I don’t know if there is a fear of electricians out there right now, but there seems to be an increase in overhead lights that can be plugged in, instead of hard-wired to the ceiling. Of course, it is easier than wiring what you already have (and less expensive) and some homes don’t even have ceiling lights to begin with (which I am still not used to, and I don’t quite understand why they build them that way).

But, as much as I am all for quick and easy decorating, I wish these had been designed by real people, and not manufacturer’s grabbing onto a trend, throwing it into a factory, and spitting it out at the public.

Lighting a home isn’t just about being able to see; if it was, then we would all just have cheap lightbulbs hanging everywhere, or a constant supply of flashlights in our pocket. We want it to look good, and, from a design point it should somehow enhance the room, instead of looking like some temporary solution on our to-do list.

I love the idea of making decorating easy, but it is the execution and design of these lights that is wrong. They should come with instructions, and a lot more care, so that they really will look like the picture on the front of the box.
Let’s be honest, every single one I have seen lately is hanging from a wiggly cord, looped across the ceiling, and dangling awkwardly down the wall, like a really bad Andy Warhol exhibit.

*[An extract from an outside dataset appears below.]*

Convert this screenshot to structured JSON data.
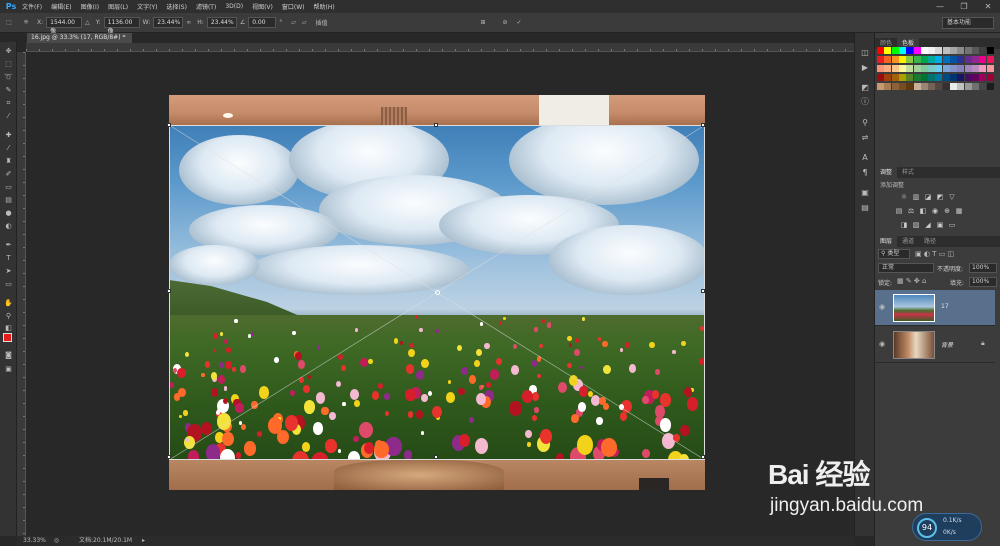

So, in my effort to save you from the awful, fancy hanging lights, I have a few suggestions….

– Open the box before you buy it. If the cord is white, wrapped tight, and looks bent, don’t bother.
– If you know an electrician who can add a chain to it, and/or a thinner/clear cord, then go for it.
– Please don’t wrap the cord in fabric, but you can paint it if that makes you feel better.
– Consider where you are going to hang it, and how you will drape/hang/celebrate/disguise the cord.
– If the photograph shows just a chain, and no cord, they are fibbing. It still needs electricity.
– Most of them do look better draped (in a designery kind of way) instead of pulled taut (like a bad facelift).

 

Wendy E. Wrzos http://wendyandthebluegiraffe.blogspot.com

(Photograph was from Amazon, but now it has disappeared…)

Read Full Post »

rodney smith

I don’t understand why we have ugly lampshades in this world. Does it really cost more to make a nice one?

Considering many homes don’t have ceiling lights, table and floor lamps are often a necessity, not just a pretty thing that helps you read the newspaper, or see what you’re having for dinner.

Funny thing is, when you buy a new lamp, there are thousands of perfectly lovely shades just sitting and waiting to be bought; almost touching your elbow, and taunting you for just $39.95 plus tax. And, you can’t swap them out (I have tried) because they now have little plastic tabs attached, making sure that you don’t accidentally lose the ugly shade that is sadly clinging to your new lamp.

It’s a shame, because lampshades are an easy way to change up a room, and it is a complete waste of money to buy another one before the plastic has even been taken off the first (you do remove the plastic, don’t you?). And, let’s be honest, as busy as most people are, shade shopping is not usually high on the “To Do” list.

So, if I was Queen, I would decree that all lamp stands and shades must be sold separately. That way, we could choose whatever we wanted, it would save us a lot of time (and money) and our rooms would be very grateful.

Until then, try to have fun with your shade; find ones that you really like, play with different shapes, consider decorating the boring ones, and splurge on an extra one when you can.

Wendy E. Wrzos http://wendyandthebluegiraffe.blogspot.com/

(p.s. The absolutely delightful photograph above, is by Rodney Smith, and I loved it so much I just thought it deserved to be bigger than my post).

Read Full Post »